Lynn Dunne, chief executive officer of Bowel Research UK, said the Covid lockdowns had caused “serious disruption” with both colorectal cancer screening programs put on hold and diagnostic services postponed to support the NHS’s response to the pandemic.
She said doctors are unable to perform normal procedures such as colonoscopies and endoscopies and that patients are “reluctant” to go to hospitals and visit clinics because they are “afraid of catching Covid”.
Although the NHS is trying its best to clear backlogs, Ms Dunne said it is still catching up on these procedures.
“Unfortunately, delays have potentially serious consequences for anyone who may already have colorectal cancer, as early diagnosis of the disease offers the best chance of a full cure,” she added.

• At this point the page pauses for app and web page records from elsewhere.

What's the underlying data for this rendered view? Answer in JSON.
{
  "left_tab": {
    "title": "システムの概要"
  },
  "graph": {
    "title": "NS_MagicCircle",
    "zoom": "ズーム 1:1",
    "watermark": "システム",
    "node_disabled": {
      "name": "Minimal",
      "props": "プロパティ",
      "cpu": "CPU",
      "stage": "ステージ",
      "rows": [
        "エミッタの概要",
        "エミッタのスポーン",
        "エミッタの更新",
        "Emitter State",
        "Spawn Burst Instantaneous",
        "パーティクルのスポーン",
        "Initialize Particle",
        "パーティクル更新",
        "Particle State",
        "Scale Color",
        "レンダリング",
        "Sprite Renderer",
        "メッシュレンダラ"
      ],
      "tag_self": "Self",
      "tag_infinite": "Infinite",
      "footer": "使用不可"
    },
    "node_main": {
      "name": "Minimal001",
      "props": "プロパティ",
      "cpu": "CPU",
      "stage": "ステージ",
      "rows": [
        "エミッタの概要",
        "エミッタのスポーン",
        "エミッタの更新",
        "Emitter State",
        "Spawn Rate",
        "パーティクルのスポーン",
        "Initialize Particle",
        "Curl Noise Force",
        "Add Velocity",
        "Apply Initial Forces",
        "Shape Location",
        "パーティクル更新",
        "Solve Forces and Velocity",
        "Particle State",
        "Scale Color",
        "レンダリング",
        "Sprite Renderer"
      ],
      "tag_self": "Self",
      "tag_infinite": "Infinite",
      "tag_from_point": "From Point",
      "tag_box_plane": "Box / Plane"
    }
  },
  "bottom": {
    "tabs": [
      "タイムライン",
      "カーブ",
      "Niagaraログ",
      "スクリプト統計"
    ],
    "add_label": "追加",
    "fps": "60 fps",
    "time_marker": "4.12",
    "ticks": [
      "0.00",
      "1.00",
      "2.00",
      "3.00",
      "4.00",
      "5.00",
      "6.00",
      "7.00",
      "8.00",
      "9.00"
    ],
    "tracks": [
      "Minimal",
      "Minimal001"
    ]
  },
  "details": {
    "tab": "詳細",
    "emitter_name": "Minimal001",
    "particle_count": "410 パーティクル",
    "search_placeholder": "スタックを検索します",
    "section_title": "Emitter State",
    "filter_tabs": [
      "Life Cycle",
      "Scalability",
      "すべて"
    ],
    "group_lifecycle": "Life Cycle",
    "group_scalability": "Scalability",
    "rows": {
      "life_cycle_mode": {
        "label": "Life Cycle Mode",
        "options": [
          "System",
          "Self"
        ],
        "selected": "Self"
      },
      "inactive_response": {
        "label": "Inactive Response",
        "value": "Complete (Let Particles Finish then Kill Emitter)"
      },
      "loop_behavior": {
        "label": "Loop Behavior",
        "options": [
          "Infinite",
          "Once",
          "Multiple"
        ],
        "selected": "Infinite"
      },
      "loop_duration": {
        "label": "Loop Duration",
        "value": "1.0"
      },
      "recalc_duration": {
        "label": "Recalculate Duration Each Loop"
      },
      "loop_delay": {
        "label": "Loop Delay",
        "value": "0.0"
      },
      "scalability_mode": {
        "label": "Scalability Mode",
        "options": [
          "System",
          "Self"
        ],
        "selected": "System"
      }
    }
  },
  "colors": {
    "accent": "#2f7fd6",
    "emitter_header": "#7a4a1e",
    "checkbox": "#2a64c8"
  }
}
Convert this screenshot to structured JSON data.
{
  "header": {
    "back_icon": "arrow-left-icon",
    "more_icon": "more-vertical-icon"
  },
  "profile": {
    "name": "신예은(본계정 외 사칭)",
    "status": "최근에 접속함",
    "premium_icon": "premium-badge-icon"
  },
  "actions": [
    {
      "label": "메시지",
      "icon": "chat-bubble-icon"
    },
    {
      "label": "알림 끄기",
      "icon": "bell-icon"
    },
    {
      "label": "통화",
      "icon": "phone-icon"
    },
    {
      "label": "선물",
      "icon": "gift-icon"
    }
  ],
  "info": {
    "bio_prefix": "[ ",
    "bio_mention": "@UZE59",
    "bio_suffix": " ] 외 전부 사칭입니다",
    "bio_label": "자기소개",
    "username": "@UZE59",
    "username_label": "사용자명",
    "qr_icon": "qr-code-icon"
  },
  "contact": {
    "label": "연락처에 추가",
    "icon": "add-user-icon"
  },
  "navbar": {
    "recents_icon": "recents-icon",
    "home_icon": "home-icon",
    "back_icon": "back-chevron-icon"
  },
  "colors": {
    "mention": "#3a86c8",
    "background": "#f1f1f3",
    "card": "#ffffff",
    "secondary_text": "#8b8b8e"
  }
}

“Delays risk more dangerous and potentially lengthy emergency procedures for people with advanced illness.”
However, Jodie Moffat, Head of Screening at Cancer Research UK, said while the full impact of Covid on cancer is not yet known, the NHS’s problems have been “exacerbated by Covid-19, not caused by it”.
Ms Moffat said “far too many people were struggling with unacceptable wait times prior to the pandemic” and that there has “long been a serious shortage of staff and facilities to provide the vital endoscopy tests needed to diagnose colorectal cancer”.

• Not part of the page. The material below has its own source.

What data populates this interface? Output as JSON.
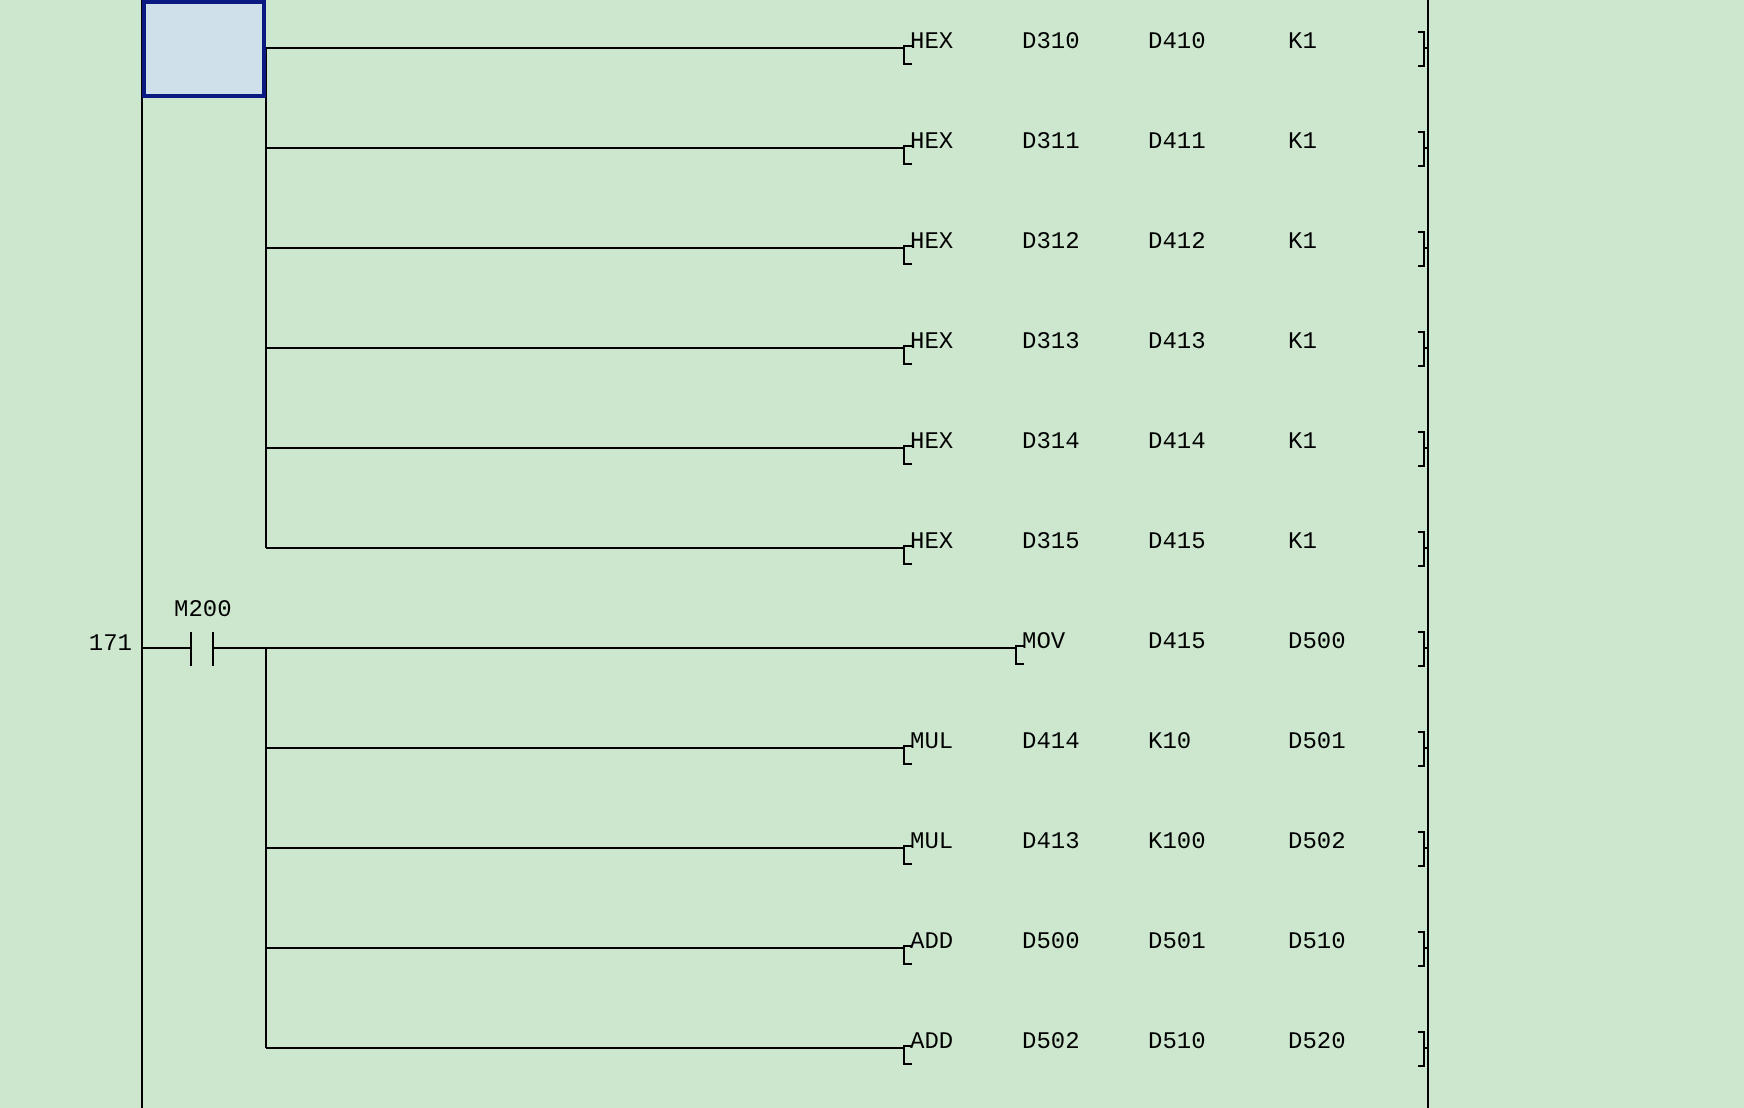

She hopes the government’s forthcoming 10-year plan will produce “a cancer plan for all, which must include more staff and diagnostic equipment – so that cancer patients receive the care they deserve”.
More people diagnosed with late-stage cancer during the pandemic
There has also been a marked deterioration in the proportion of English colorectal cancer patients diagnosed at stages three and four in the first year of the Covid pandemic, according to data from NHS Digital and the National Disease Registration Service.
In the 12 months to January 2021, 54% of people were diagnosed with stages three and four and 21% with stage four.
This was higher than in the 12 months ended January 2019 when 52% were diagnosed at stage three and four (20% at stage four) and in the 12 months ended January 2020 when 52% were diagnosed at stage three or four ( 19% at level four).
A similar deterioration occurred during the pandemic for cancer overall.
The NHS Digital and National Disease Registration Service said the proportion of colorectal cancer diagnosed at an early stage in April 2020 had “particularly decreased”, which it said “probably reflects the initial impact of the pandemic on colorectal cancer”. screening program”.
dr Wilde urged people who notice signs of colon cancer or “if things just don’t feel right for you” to see their GP.
She added, “It’s really important that people seek advice as soon as possible – regardless of their age – if they have a concern.”
NHS England was contacted for comment.
https://www.nationalworld.com/health/bowel-cancer-waiting-times-2022-how-big-is-nhs-backlog-for-tests-screenings-and-treatments-3712458 NHS under pressure as bowel cancer patients face long waits